The pacer’s latest trip to the winner’s circle came on the night of Nov. 3 at Batavia Downs.

Whether it’s inside or outside of the classroom, at the racetrack or away from it, Chatt leads a busy, but rewarding life.

“It’s not easy, but I feel like I’ve been doing it for so long, all of it just comes naturally to me. I don’t really have weekends or nights off – I’ve been in the racing business my whole life – even dating back to my college days. I wasn’t going to parties on Saturday nights because I was paddocking at the racetrack. I think it’s just something I’ve grown up with, so when it comes to free time, I don’t have much of it. Free time is horse time.”

She’s somehow found a way to unite her full-time job with her racing gigs.

Channeling her inner educator at the racetrack is certainly not a new thing for Chatt.

“One of my favorite things about racing is talking to people who have never experienced it. I have to admit, it boggles my mind that so many people in the area don’t know about it when I tell them my family and I race horses.”

When she was interviewing to be a substitute teacher, horse racing came up in the conversation.

As it turned out, the subject matter helped land her the job, just as did with her current role with Sweet Home.

“They asked me, ‘Tell me something unique about yourself.’ So, I told them my family and I race standardbred racehorses. I’ll never forget the day I interviewed for the position that I have now. About 25 minutes of my interview was explaining the business, what I do, how I got into it, and things like that. When I got the position, I remember my first day at the school, the teachers that were on the interviewing committee said to me, ‘That was so cool. It stuck with us the whole time.’ When I had to have the interview with my superintendent, when I made it down to the final two, he said, ‘I heard you were in the horse racing business.’ I guess it was an attention grabber. They all had so many questions.”

It was shortly after those interactions when Chatt organized a field trip for her scholastic contemporaries.

And once again, she was able to regale a group of curious individuals with more tales of the track.

Class is in session, standardbred style.

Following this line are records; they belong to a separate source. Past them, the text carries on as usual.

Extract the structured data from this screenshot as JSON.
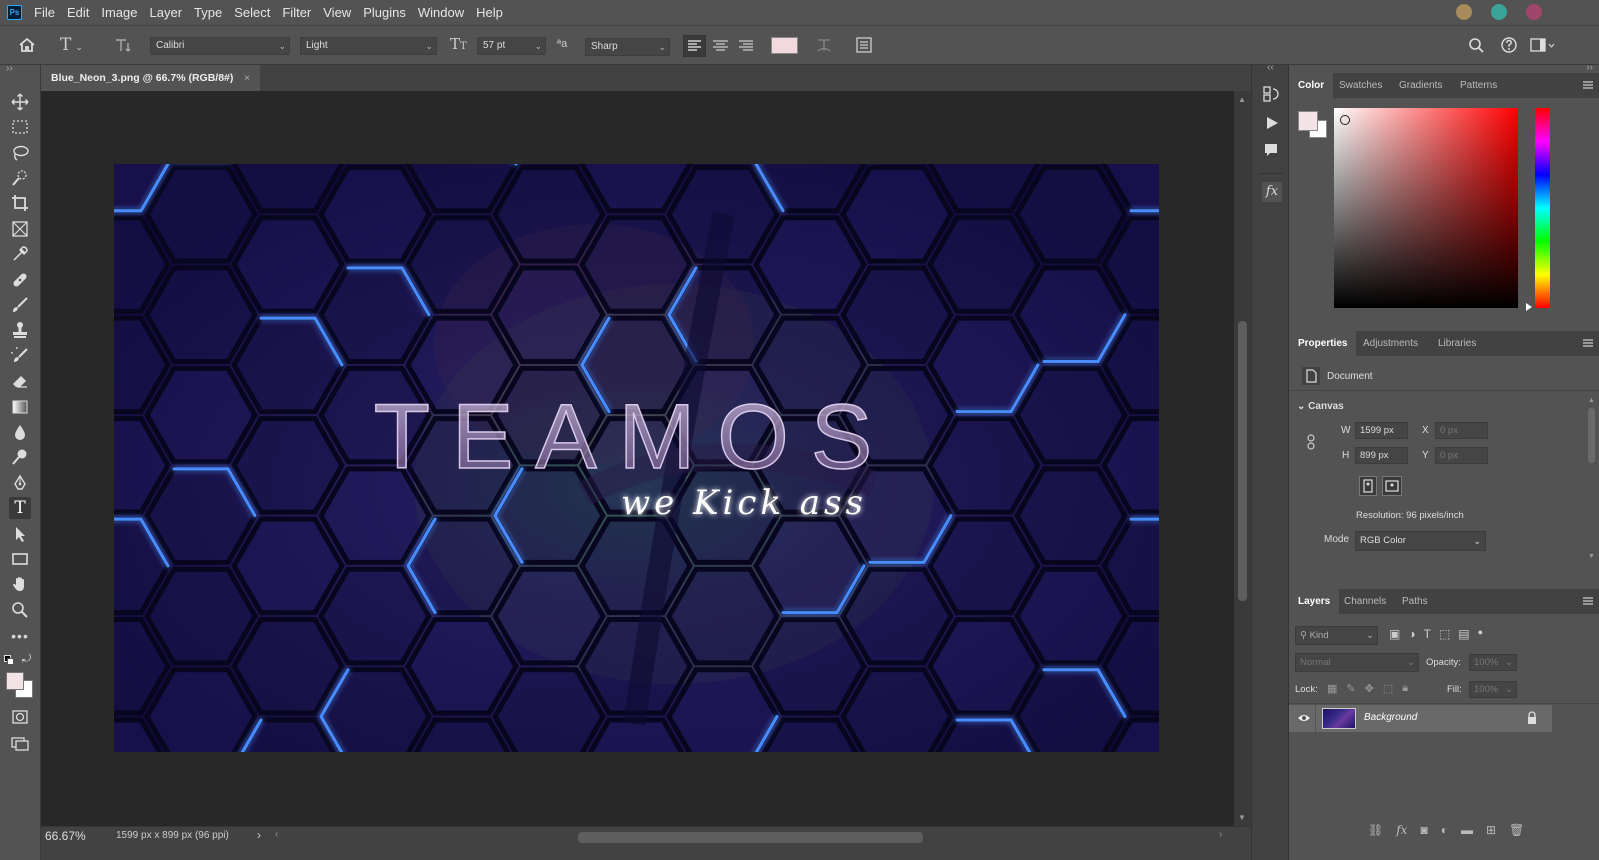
{
  "app": {
    "logo": "Ps"
  },
  "menu": [
    "File",
    "Edit",
    "Image",
    "Layer",
    "Type",
    "Select",
    "Filter",
    "View",
    "Plugins",
    "Window",
    "Help"
  ],
  "window_dots": [
    "#a88a5c",
    "#3aa39a",
    "#a1466b"
  ],
  "options": {
    "font_family": "Calibri",
    "font_style": "Light",
    "font_size": "57 pt",
    "antialias": "Sharp",
    "text_color": "#f2d9dd"
  },
  "document": {
    "tab_title": "Blue_Neon_3.png @ 66.7% (RGB/8#)",
    "close": "×",
    "art_title": "TEAMOS",
    "art_subtitle": "we Kick ass"
  },
  "status": {
    "zoom": "66.67%",
    "info": "1599 px x 899 px (96 ppi)",
    "arrow": "›"
  },
  "color_panel": {
    "tabs": [
      "Color",
      "Swatches",
      "Gradients",
      "Patterns"
    ],
    "foreground": "#f2e4e6",
    "background": "#ffffff",
    "hue": "#ff0000"
  },
  "properties_panel": {
    "tabs": [
      "Properties",
      "Adjustments",
      "Libraries"
    ],
    "doc_label": "Document",
    "section": "Canvas",
    "w_label": "W",
    "w_value": "1599 px",
    "h_label": "H",
    "h_value": "899 px",
    "x_label": "X",
    "x_value": "0 px",
    "y_label": "Y",
    "y_value": "0 px",
    "resolution": "Resolution: 96 pixels/inch",
    "mode_label": "Mode",
    "mode_value": "RGB Color"
  },
  "layers_panel": {
    "tabs": [
      "Layers",
      "Channels",
      "Paths"
    ],
    "kind": "Kind",
    "blend": "Normal",
    "opacity_label": "Opacity:",
    "opacity_value": "100%",
    "lock_label": "Lock:",
    "fill_label": "Fill:",
    "fill_value": "100%",
    "layer_name": "Background"
  }
}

“Todd Haight [director/GM of Batavia Downs] and I work really close together, so I shot him a text and said, ‘Let’s get this done.’ He’s always on board with all of my ideas. This is my fourth year at the school, and every year I’ve been at this job, I bring a group of teachers out to the racetrack. Some of them have gone every year. But there are always new teachers that come. It’s always fun. I explain the program to them, people always take pictures of me holding the program like I’m holding up a book as if I’m reading to the class. I try to teach them a little bit. We couldn’t do it because of Covid this year, but Todd will let us go to the winner’s circle for a race to get our picture taken. It’s just an experience that is great for all of us. They loved it. Any time I can get new people to the racetrack, I’m happy to bring them out. I tell them to just have fun, put a little money down and ask me anything they want.”

And, as she always manages to do, Chatt comes up with the perfect response to any questions she fields.

Her enthusiasm and unabashed passion for the sport makes it easy to deliver those answers.

“I love the family we have at the racetrack. To know that I always have that support, it really does mean so much to me. I’m really grateful for the backing I have, and I’m so happy to share my love of racing with so many people.”

An unsung hero who always puts others, and the sport she loves, at the head of the class.